▶ _What to work on_: Answer with the number of lines in the listing below that contain the word "count", and nothing else.

▶ _Exercise materials_:
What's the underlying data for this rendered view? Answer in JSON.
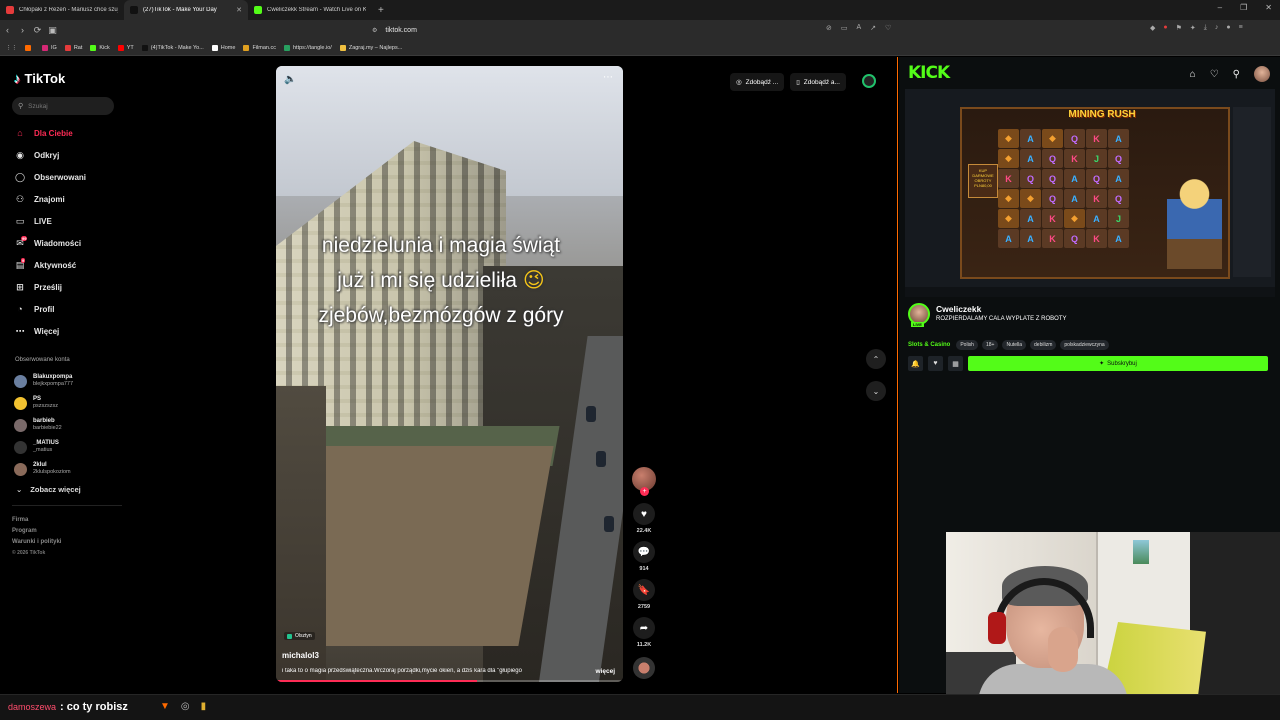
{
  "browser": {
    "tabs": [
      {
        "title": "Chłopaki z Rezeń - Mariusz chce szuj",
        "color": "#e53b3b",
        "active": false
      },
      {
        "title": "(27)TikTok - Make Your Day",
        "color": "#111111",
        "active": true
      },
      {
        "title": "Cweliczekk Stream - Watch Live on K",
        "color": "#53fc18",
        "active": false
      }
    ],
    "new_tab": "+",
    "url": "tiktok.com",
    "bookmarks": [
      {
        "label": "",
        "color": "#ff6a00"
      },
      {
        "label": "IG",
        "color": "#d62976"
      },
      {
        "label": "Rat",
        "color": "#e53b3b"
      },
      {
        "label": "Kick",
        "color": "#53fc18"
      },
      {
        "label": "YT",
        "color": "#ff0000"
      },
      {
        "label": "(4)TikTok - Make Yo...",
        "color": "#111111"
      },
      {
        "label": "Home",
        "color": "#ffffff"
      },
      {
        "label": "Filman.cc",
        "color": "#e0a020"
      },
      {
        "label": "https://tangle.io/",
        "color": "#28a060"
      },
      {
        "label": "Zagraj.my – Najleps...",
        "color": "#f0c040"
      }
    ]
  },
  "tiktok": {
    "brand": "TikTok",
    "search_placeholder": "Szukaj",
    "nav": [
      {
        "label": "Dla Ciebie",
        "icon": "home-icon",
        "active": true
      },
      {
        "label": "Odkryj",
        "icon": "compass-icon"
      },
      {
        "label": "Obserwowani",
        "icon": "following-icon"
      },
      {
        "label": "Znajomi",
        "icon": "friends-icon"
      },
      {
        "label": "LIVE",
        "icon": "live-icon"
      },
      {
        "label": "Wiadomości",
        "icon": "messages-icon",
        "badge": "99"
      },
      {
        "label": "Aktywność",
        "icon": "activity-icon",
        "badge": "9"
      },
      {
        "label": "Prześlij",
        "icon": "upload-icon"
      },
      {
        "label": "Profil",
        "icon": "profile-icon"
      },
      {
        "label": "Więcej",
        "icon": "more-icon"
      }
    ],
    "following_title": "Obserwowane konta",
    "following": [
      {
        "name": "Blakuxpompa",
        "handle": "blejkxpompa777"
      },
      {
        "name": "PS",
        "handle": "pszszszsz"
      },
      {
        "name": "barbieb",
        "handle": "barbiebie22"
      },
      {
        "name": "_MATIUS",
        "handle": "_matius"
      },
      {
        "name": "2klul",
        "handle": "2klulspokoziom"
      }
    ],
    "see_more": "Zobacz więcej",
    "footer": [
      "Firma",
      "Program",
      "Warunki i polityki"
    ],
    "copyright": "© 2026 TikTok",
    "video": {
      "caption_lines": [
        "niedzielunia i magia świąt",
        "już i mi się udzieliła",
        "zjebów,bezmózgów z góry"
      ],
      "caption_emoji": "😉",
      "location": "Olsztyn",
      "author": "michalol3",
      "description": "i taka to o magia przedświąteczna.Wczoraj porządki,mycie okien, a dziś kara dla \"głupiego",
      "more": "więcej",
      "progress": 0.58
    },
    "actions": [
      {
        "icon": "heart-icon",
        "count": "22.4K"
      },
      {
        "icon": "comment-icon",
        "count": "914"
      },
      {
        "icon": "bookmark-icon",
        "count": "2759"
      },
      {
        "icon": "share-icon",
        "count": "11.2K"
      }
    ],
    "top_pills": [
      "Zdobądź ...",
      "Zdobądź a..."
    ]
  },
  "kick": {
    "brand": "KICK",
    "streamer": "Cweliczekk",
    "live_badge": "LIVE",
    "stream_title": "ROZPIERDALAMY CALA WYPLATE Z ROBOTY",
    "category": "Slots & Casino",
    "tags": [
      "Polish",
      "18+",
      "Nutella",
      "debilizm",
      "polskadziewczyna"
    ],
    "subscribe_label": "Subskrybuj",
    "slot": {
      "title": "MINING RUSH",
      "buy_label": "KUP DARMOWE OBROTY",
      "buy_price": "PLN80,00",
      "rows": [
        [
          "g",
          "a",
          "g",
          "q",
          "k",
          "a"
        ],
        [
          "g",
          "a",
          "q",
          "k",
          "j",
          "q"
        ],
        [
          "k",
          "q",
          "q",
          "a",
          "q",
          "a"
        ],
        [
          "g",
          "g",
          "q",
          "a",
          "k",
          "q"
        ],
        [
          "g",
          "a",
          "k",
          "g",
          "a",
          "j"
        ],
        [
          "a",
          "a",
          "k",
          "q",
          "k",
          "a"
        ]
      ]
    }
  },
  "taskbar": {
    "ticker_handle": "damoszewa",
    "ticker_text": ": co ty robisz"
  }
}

▶ _Worked solution_: 4